Buying an older home

old houseMagnifying glass

It may seem like everything in modern life is about the latest and greatest, but sometimes you can't beat the charm and craftsmanship of something from the past. When it comes to purchasing a property, newer isn't always better, and at the end of the day, mortgage rates and home loans take a back seat when a buyer falls in love with a house. However, deciding on an older home means taking the property's unique characteristics into account. Older properties can present certain challenges not found in newly constructed homes, meaning home buyers need to fully understand what they're getting into.

A solid foundation is vital to any property, and older homes may be more vulnerable to foundation issues. While the architecture or location of an older home may be what draws you to it, determining the condition of its foundation should be the No. 1 priority. Foundation problems are very costly to fix, so checking for signs of cracking or shifting is essential. Hiring a professional home inspector should be a part of any home buying process, but it's especially important for older homes, as they have the expertise necessary to find any problems with a property's foundation. If an older property does have foundation issues, it's probably in your best interest to move on.

After a home's foundation, the roof is the most important part of a home. It keeps the elements out and a home's inhabitants safe. An older home has likely had its roof repaired a number of times over the years, meaning different additions and materials. Home buyers should make sure the roof is in working condition and take any repair costs into account before deciding on a property.

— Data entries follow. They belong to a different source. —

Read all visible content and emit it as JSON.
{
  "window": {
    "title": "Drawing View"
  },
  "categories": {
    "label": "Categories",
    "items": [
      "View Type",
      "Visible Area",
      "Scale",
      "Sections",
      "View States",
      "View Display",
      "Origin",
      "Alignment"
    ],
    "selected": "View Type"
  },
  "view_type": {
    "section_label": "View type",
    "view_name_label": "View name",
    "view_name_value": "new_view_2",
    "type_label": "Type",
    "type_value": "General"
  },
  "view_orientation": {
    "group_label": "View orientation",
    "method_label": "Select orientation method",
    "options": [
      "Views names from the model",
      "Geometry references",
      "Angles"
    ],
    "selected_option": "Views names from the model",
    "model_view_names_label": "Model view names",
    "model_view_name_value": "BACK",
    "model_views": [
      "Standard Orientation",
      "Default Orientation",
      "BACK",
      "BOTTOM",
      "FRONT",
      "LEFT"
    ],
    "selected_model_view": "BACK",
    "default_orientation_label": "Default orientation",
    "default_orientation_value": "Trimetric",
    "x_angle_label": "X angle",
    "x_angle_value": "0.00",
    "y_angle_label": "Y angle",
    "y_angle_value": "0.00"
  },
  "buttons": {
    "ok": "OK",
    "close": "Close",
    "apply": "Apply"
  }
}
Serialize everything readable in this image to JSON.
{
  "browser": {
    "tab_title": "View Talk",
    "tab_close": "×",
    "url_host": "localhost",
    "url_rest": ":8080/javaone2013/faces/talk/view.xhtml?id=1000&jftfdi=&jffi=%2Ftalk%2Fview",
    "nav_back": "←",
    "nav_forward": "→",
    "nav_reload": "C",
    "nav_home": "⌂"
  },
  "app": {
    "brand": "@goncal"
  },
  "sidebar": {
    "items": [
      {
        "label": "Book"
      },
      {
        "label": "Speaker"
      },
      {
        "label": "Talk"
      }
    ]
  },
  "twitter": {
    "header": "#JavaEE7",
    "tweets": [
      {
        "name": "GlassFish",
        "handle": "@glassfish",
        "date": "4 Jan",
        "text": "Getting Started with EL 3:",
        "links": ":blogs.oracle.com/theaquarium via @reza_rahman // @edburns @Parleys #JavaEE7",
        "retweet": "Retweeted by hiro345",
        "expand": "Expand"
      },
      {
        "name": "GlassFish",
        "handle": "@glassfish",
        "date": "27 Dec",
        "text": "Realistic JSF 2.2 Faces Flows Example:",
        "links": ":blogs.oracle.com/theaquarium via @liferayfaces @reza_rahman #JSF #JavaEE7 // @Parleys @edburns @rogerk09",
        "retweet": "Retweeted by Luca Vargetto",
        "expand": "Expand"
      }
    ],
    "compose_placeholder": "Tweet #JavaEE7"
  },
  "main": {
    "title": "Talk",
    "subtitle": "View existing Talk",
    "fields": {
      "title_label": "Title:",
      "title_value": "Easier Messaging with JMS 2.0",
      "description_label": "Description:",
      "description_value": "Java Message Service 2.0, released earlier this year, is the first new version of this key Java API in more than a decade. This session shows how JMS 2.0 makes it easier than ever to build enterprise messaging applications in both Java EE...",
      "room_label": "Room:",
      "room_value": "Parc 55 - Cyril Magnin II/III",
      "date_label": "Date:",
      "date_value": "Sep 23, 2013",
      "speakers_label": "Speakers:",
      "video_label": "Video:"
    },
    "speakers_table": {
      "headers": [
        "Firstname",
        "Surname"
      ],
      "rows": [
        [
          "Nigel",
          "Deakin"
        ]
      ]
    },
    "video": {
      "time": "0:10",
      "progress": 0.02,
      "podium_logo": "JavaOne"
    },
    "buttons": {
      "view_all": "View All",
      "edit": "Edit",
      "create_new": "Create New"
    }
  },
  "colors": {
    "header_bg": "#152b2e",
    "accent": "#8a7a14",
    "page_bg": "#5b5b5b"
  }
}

From TVs to microwaves, homes run on electricity. Depending on the age of a home, it may have knob and tube wiring that was installed when electricity first became a regular feature of residential properties. It's important for home buyers to find out the wiring situation of an older home, as well as how it has aged. Wear and tear over the years may have left an older property's wiring faulty or even dangerous. Once again, this is a situation in which a professional inspector should be employed to allay any worries. 

Much like wiring, the plumbing of an older home can be a hodgepodge of older materials and outdated fixtures. This may result in the need for renovations and replacement, something that can be a costly matter, especially for Canadians who have just bought a home. Home buyers should find out what types of piping and fixtures a property contains and if they need to be replaced.

It's important to find out exactly how an older home is heated. Does it depend on radiators? How much extra will that cost to stay warm in the winter? If it has a furnace, what kind of condition is it in? How much will it cost to replace? Heating is an important part of any Canadian home, so an older property's heating system should be taken into account.

Building codes and requirements have changed much over the years, meaning home buyers should take the time to ensure an older property's safety requirements are up to date. Is asbestos or lead an issue? Does the home feature smoke or carbon monoxide detectors? Is the construction sturdy? These are all questions that need to be answered.

Comments are closed.